Grant Writing: Getting Started
If you, or an organization you represent, are applying for funding from an institution such as a government department, corporation, foundation or trust, you will likely need to write a grant. Grant funds are awarded to support activities and programs that are consistent with a nonprofit organization’s mission. Grant writing can feel daunting and overwhelming — there’s strict deadlines, a wide variety of formats, and individual preferences by funder. Here is a brief overview to get started with grant writing.
First off, a few definitions you will need to know. A Request for Proposals (RFP) is used to announce the grant opportunity and outline eligibility, criteria, and how to apply. Some grant-making institutions will request a Letter of Intent (LOI), which is a brief summary of what you are applying for grant funds for. The Proposal is the full grant application, and a Report would be due to the funder once a grant is awarded.
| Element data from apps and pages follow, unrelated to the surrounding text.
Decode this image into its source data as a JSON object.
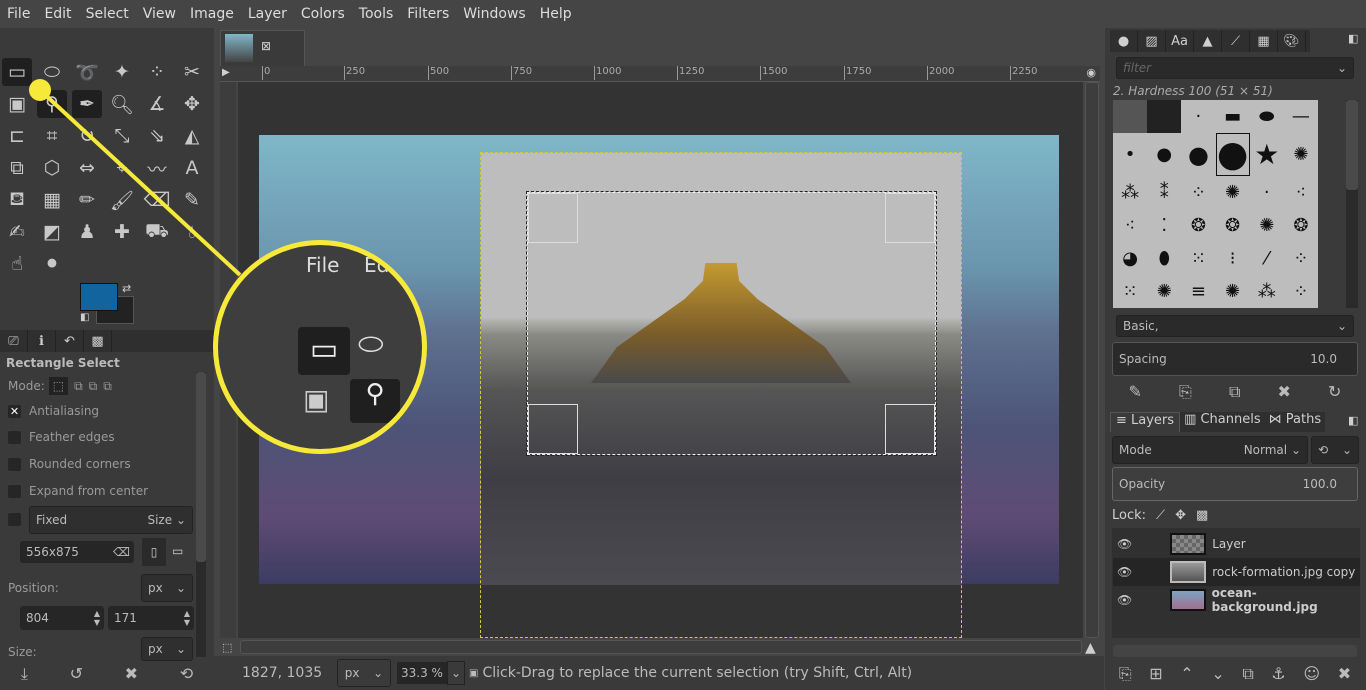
{
  "menu": [
    "File",
    "Edit",
    "Select",
    "View",
    "Image",
    "Layer",
    "Colors",
    "Tools",
    "Filters",
    "Windows",
    "Help"
  ],
  "colors": {
    "foreground": "#12649e",
    "background": "#222222",
    "callout": "#f6e93a"
  },
  "tool_options": {
    "title": "Rectangle Select",
    "mode_label": "Mode:",
    "antialiasing": "Antialiasing",
    "antialiasing_checked": true,
    "feather": "Feather edges",
    "rounded": "Rounded corners",
    "expand": "Expand from center",
    "fixed": "Fixed",
    "fixed_option": "Size",
    "fixed_value": "556x875",
    "position_label": "Position:",
    "position_unit": "px",
    "pos_x": "804",
    "pos_y": "171",
    "size_label": "Size:",
    "size_unit": "px"
  },
  "ruler": [
    "0",
    "250",
    "500",
    "750",
    "1000",
    "1250",
    "1500",
    "1750",
    "2000",
    "2250"
  ],
  "status": {
    "coords": "1827, 1035",
    "unit": "px",
    "zoom": "33.3 %",
    "message": "Click-Drag to replace the current selection (try Shift, Ctrl, Alt)"
  },
  "brushes": {
    "filter_placeholder": "filter",
    "selected": "2. Hardness 100 (51 × 51)",
    "tag": "Basic,",
    "spacing_label": "Spacing",
    "spacing": "10.0"
  },
  "layers": {
    "tabs": [
      "Layers",
      "Channels",
      "Paths"
    ],
    "mode_label": "Mode",
    "mode": "Normal",
    "opacity_label": "Opacity",
    "opacity": "100.0",
    "lock_label": "Lock:",
    "items": [
      {
        "name": "Layer"
      },
      {
        "name": "rock-formation.jpg copy"
      },
      {
        "name": "ocean-background.jpg"
      }
    ]
  },
  "callout": {
    "menu1": "File",
    "menu2": "Ed"
  }
}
Grant opportunities can be challenging to find. The Foundation Center’s Foundation Directory Online is a great resource for nonprofits which provides information on grantmakers and a list of current RFPs. Once you have identified a grant to apply to, it can be even more difficult to get awarded. Here are few tips to get you started:
Research, research, research
Take the time to get all of the information about the grant you’ve chosen to apply for. Many grants have very specific requirements, so you first want to make sure that the grant opportunity is a good fit your nonprofit organization. Also, read the directions carefully to find out when the application is due, whether they require an LOI first, how to access the full application, etc. You can also do some research on the grantor’s website or on the internet to find out who else they funded and how much they got.
Clearly describe your project
It’s important to provide a compelling reason for why you need the grant funding and to differentiate yourself from everyone else applying. Clearly describe the need your project will meet in the community and what makes you different. Pretend you are introducing your work to someone totally new.
Use Your Resources
There are many websites and resources available online for grant writing. Check out the Foundation Center or others to help guide you. And, if you know anyone (or know someone who knows someone) at the foundation or grant-making entity, try to talk with them first to get as much information as you can and to advocate for your application.
It is fairly common to have your grant proposal denied the first time you apply. Do not get discouraged if it does not work out; keep writing and applying!